Unifor – Canada’s newest union – is calling for full disclosure of finances at Kingston Interval House women’s shelter, following the abrupt resignation of its Board of Directors.
A statement released on September 4 officially announced the departure of nine shelter directors, following an attempted restructuring of operations in an effort to tackle an alleged $100,000 budget deficit that would render the shelter economically unsustainable – claims made by the board that have yet to be verified and validated.
Deb Tveit, Assistant to the Unifor National President, representing 30 front-line shelter workers at Kingston Interval House called the departure of the agency’s nine directors “totally irresponsible.”
“This shelter provides critical care for women and children in need, and to watch these individuals jump ship for no apparent reason is quite worrisome,” Tveit said.
Over the last five years, the shelter has increased its management staff, while decreasing front line workers and cutting services, said Tveit, raising concerns about the future of the shelter.
Unifor National Representative Mike Armstrong said the board has been reluctant to reach a first agreement with the union, stalling progress on talks by failing to justify their claims of financial hardship.

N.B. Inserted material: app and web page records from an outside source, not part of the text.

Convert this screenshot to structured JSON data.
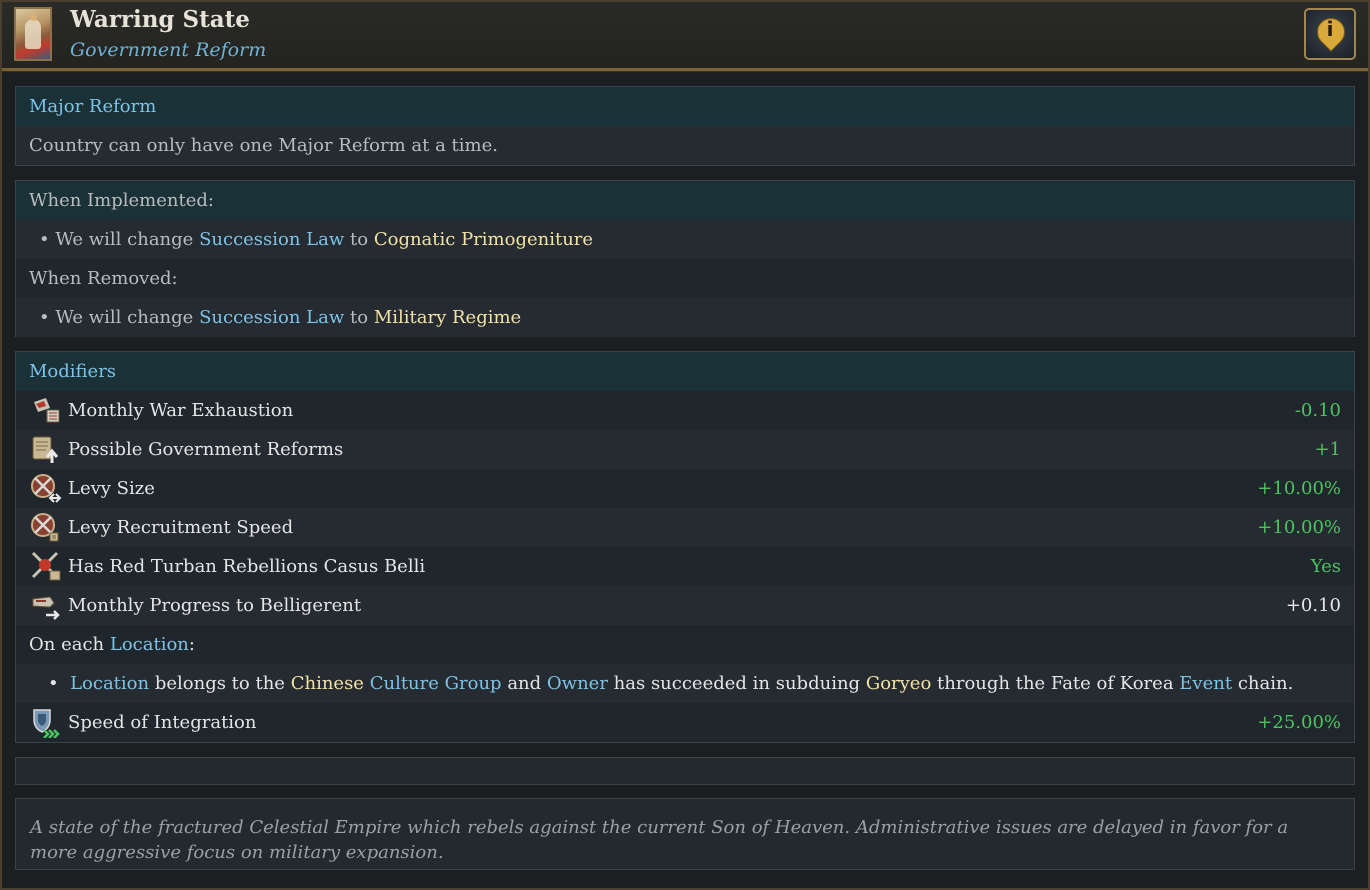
{
  "header": {
    "title": "Warring State",
    "subtitle": "Government Reform",
    "info_icon": "info-icon"
  },
  "major_reform": {
    "heading": "Major Reform",
    "text": "Country can only have one Major Reform at a time."
  },
  "effects": {
    "implemented_label": "When Implemented:",
    "implemented": {
      "prefix": "• We will change",
      "law": "Succession Law",
      "mid": "to",
      "target": "Cognatic Primogeniture"
    },
    "removed_label": "When Removed:",
    "removed": {
      "prefix": "• We will change",
      "law": "Succession Law",
      "mid": "to",
      "target": "Military Regime"
    }
  },
  "modifiers": {
    "heading": "Modifiers",
    "items": [
      {
        "icon": "war-exhaustion-icon",
        "label": "Monthly War Exhaustion",
        "value": "-0.10",
        "color": "#4cc35f"
      },
      {
        "icon": "government-reforms-icon",
        "label": "Possible Government Reforms",
        "value": "+1",
        "color": "#4cc35f"
      },
      {
        "icon": "levy-size-icon",
        "label": "Levy Size",
        "value": "+10.00%",
        "color": "#4cc35f"
      },
      {
        "icon": "levy-recruitment-icon",
        "label": "Levy Recruitment Speed",
        "value": "+10.00%",
        "color": "#4cc35f"
      },
      {
        "icon": "casus-belli-icon",
        "label": "Has Red Turban Rebellions Casus Belli",
        "value": "Yes",
        "color": "#4cc35f"
      },
      {
        "icon": "belligerent-progress-icon",
        "label": "Monthly Progress to Belligerent",
        "value": "+0.10",
        "color": "#e4e6e6"
      }
    ],
    "location": {
      "prefix": "On each",
      "link": "Location",
      "suffix": ":",
      "bullet": "•",
      "c1": "Location",
      "c2": "belongs to the",
      "c3": "Chinese",
      "c4": "Culture Group",
      "c5": "and",
      "c6": "Owner",
      "c7": "has succeeded in subduing",
      "c8": "Goryeo",
      "c9": "through the Fate of Korea",
      "c10": "Event",
      "c11": "chain."
    },
    "integration": {
      "icon": "integration-speed-icon",
      "label": "Speed of Integration",
      "value": "+25.00%"
    }
  },
  "description": "A state of the fractured Celestial Empire which rebels against the current Son of Heaven. Administrative issues are delayed in favor for a more aggressive focus on military expansion."
}
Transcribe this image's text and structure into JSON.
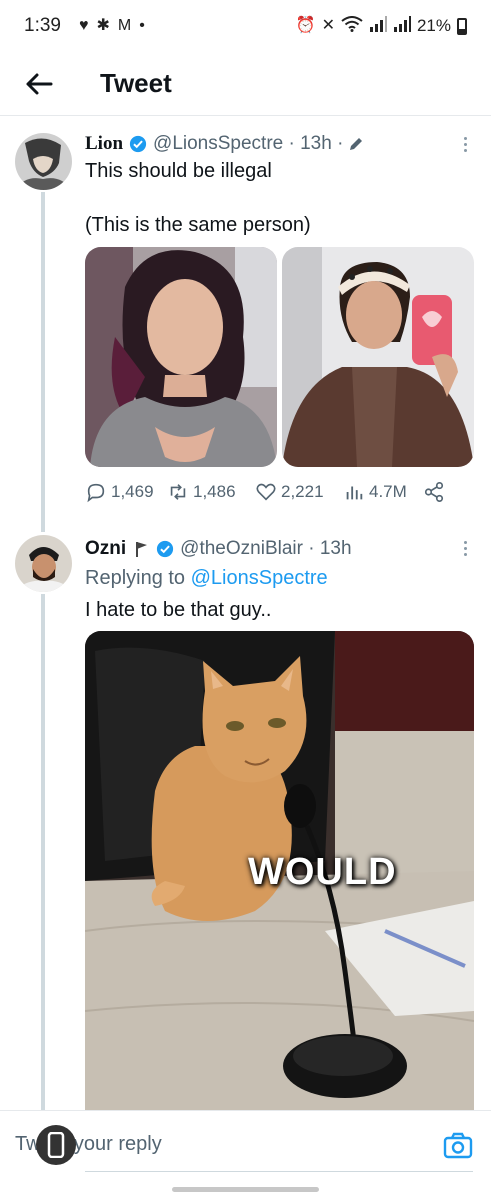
{
  "status_bar": {
    "time": "1:39",
    "battery": "21%"
  },
  "header": {
    "title": "Tweet"
  },
  "tweet1": {
    "name": "Lion",
    "handle": "@LionsSpectre · 13h ·",
    "text_line1": "This should be illegal",
    "text_line2": "(This is the same person)",
    "replies": "1,469",
    "retweets": "1,486",
    "likes": "2,221",
    "views": "4.7M"
  },
  "tweet2": {
    "name": "Ozni",
    "handle": "@theOzniBlair · 13h",
    "replying_prefix": "Replying to ",
    "replying_to": "@LionsSpectre",
    "text": "I hate to be that guy..",
    "meme_caption": "WOULD"
  },
  "reply_bar": {
    "placeholder": "Tweet your reply"
  },
  "colors": {
    "accent": "#1d9bf0",
    "secondary_text": "#536471"
  }
}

Armstrong said that if the board is proposing to cut between 15-20 per cent of their critical front-line staff to combat a deficit they say exists then they should be explain how that deficit came about.
“If there’s no deficit – or a deficit that has nothing to do with the modest salaries of front-line staff – then we’d rather not compromise the care needs of women and children in our community. We think that’s a reasonable request,” Armstrong said.
Shelter workers voted to join Unifor (then CAW) earlier this year, and are in the midst of negotiating their first collective agreement.
Kingston Interval House is a shelter for women and children fleeing violence, and is staffed by Unifor Local 8300 members, providing critical front-line support and care.